DARRINGTON, Wash. – Becky Bach watches and waits, hoping that search crews find her brother and three other relatives who are missing in Washington state’s deadly mudslide.
Doug Massingale waits too, for word about his 4-month-old granddaughter.
With little hope to cling to, family members of the missing are beginning to confront a grim reality: Their loved ones might never be found, remaining entombed forever inside a mountain of mud that is believed to have claimed more than 20 lives
Search crews using dogs, bulldozers and their bare hands kept slogging through the mess of broken wood and mud again Wednesday, looking for more bodies or anyone who might still be alive nearly five days after a wall of fast-moving earth destroyed a small rural community.
Wednesday afternoon Washington State Patrol spokesman Bob Calkins said additional remains were found, but authorities declined to be more specific.
Previously, authorities said they believed they had found 24 bodies from the slide that swept through a rural area north of Seattle on Saturday.
Dozens of people remain unaccounted for, although that number is expected to go down.
Trying to recover every corpse would be impractical and dangerous.
The debris field is about a square mile and 30 to 40 feet deep in places, with a moon-like surface that includes quicksand-like muck, rain-slickened mud and ice. The terrain is difficult to navigate on foot and makes it treacherous or impossible to bring in heavy equipment.
The knowledge that some victims could be abandoned to the earth is difficult to accept.

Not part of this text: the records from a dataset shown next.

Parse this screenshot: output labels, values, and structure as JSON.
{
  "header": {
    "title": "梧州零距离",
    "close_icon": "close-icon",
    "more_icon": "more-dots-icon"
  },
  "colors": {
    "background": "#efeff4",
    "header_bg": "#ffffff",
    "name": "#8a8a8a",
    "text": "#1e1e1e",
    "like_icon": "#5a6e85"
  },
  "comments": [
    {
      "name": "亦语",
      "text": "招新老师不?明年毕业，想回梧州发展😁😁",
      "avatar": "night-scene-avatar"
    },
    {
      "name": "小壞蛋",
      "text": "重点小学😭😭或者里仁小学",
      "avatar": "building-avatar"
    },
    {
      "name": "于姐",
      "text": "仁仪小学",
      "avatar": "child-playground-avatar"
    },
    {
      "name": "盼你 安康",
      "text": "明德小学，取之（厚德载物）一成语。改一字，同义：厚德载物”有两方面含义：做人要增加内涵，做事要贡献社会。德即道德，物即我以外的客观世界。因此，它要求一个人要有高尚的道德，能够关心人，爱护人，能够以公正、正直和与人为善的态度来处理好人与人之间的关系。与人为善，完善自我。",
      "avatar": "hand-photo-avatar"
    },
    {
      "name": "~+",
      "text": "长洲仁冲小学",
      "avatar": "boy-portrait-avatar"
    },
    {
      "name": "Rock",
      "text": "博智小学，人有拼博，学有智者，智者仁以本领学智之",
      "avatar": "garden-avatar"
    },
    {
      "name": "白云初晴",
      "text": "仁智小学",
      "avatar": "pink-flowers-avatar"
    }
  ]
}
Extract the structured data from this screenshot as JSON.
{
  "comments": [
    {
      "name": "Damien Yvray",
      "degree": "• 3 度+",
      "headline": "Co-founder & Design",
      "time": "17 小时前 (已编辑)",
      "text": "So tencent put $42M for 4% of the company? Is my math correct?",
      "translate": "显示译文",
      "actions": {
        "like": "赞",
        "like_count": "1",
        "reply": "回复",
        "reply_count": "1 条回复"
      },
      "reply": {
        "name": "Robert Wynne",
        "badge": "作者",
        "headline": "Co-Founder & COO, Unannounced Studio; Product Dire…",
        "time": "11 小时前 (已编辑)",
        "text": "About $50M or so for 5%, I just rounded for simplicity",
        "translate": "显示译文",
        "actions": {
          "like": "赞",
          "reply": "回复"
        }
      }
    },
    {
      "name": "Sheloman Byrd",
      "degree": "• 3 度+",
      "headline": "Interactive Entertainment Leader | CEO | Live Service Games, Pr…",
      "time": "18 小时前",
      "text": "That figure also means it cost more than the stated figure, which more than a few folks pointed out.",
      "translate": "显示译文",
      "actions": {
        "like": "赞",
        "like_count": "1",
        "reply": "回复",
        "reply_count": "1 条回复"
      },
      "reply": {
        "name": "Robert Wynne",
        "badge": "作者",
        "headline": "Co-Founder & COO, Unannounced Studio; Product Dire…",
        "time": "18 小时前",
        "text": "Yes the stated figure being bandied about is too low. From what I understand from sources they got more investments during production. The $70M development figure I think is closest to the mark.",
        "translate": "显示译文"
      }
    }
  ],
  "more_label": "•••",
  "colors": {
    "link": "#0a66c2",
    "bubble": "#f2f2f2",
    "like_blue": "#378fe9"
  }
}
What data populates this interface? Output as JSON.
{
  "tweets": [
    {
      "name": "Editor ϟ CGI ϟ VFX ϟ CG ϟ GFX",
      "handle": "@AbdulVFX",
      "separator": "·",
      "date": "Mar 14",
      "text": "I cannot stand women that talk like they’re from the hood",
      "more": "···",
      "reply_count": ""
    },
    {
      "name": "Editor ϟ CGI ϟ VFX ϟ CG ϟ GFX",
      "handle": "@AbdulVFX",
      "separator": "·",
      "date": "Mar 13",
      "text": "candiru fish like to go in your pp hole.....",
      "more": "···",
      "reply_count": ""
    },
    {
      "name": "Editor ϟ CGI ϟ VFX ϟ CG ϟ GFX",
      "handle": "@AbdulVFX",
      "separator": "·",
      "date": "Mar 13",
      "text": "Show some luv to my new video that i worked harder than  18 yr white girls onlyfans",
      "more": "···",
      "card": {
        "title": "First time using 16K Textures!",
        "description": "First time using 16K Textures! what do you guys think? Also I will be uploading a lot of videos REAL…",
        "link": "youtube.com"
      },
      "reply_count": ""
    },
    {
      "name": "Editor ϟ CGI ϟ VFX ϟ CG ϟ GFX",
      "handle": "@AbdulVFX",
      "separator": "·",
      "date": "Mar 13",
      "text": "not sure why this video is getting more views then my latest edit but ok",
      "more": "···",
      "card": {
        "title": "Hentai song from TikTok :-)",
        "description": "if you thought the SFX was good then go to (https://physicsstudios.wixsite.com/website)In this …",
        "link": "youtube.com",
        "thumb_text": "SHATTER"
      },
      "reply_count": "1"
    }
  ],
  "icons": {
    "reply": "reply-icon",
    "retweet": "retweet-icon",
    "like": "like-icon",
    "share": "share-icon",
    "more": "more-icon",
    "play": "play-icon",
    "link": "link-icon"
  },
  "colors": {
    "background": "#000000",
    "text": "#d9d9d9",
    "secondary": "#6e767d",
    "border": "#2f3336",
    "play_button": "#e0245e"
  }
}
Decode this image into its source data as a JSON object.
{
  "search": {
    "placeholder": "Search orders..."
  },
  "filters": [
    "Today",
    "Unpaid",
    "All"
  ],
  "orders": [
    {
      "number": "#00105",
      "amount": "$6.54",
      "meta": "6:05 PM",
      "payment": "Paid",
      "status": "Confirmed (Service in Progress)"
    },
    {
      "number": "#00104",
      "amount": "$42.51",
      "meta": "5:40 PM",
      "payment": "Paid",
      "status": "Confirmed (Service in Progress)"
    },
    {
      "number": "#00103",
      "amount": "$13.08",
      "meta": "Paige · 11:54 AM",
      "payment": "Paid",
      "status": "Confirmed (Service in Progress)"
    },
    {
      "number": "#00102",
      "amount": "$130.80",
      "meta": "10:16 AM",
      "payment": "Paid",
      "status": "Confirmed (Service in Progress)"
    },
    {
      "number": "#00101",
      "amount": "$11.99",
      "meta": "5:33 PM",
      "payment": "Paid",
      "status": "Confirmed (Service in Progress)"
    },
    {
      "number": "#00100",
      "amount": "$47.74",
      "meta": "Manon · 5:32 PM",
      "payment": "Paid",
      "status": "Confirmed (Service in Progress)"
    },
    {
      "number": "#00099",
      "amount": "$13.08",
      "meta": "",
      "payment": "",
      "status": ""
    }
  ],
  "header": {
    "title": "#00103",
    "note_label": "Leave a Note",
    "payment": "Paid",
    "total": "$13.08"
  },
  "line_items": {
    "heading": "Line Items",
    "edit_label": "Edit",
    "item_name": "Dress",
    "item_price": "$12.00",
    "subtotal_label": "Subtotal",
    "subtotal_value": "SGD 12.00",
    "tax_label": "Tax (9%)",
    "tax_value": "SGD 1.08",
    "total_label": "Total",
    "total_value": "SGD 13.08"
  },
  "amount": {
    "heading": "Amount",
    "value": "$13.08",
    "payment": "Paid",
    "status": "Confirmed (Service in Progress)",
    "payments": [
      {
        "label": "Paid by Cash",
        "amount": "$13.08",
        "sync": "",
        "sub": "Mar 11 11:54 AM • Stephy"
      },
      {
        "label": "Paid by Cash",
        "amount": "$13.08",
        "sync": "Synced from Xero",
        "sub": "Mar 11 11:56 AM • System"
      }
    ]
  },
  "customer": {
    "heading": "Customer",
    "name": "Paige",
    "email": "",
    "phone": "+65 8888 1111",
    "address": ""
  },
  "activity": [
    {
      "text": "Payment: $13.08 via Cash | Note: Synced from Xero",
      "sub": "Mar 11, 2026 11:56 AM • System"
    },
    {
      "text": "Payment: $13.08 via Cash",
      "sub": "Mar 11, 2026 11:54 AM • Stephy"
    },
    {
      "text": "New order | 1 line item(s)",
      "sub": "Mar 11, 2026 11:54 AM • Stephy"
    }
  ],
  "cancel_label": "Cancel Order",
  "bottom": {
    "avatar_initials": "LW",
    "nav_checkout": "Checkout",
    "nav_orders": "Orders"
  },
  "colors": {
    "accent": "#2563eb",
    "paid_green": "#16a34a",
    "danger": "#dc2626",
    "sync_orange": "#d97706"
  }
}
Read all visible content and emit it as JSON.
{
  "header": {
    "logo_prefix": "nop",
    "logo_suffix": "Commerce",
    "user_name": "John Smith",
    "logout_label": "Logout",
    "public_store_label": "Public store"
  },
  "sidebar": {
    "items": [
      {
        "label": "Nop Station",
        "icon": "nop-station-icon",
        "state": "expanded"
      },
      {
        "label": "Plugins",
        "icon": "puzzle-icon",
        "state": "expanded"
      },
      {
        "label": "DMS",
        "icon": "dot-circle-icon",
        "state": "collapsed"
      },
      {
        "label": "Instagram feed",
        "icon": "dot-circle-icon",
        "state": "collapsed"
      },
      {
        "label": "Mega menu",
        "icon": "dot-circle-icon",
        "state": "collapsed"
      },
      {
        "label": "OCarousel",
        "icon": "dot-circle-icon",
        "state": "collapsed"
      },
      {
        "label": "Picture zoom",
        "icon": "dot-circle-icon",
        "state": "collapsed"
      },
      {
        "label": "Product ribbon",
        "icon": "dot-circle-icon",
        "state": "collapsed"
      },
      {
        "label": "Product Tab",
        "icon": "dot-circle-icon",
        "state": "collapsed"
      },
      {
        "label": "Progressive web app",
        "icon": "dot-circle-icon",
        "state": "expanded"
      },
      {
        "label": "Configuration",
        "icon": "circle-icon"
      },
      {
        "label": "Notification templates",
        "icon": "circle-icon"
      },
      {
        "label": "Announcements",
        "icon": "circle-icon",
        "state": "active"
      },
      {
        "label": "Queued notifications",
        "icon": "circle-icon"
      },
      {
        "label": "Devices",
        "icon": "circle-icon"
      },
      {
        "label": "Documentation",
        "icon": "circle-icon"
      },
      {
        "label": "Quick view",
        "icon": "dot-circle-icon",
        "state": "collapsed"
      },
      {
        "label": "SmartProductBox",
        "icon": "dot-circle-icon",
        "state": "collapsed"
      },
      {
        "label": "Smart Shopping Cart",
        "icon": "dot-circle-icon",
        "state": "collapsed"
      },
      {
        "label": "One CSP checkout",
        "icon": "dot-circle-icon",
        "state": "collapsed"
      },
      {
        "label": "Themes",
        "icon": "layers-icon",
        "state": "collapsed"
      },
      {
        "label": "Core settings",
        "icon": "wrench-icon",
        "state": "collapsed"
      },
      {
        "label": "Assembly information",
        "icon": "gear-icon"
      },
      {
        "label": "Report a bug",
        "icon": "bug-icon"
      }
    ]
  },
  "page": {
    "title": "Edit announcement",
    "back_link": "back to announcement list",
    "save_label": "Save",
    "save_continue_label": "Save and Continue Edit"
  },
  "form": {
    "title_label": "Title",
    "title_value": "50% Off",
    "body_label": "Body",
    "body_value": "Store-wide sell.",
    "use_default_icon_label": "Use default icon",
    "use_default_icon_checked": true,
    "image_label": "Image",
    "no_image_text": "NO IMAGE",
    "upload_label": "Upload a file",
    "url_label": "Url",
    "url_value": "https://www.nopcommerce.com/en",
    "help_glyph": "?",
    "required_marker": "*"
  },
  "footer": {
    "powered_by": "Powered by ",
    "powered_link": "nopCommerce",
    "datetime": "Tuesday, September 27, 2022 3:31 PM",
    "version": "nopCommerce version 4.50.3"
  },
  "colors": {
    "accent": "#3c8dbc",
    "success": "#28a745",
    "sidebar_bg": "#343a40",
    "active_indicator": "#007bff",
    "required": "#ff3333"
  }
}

“Realistically ... I honestly don’t think they’re going to find them alive,” Bach said, crying. “But as a family, we’re trying to figure out what to do if they find no bodies.”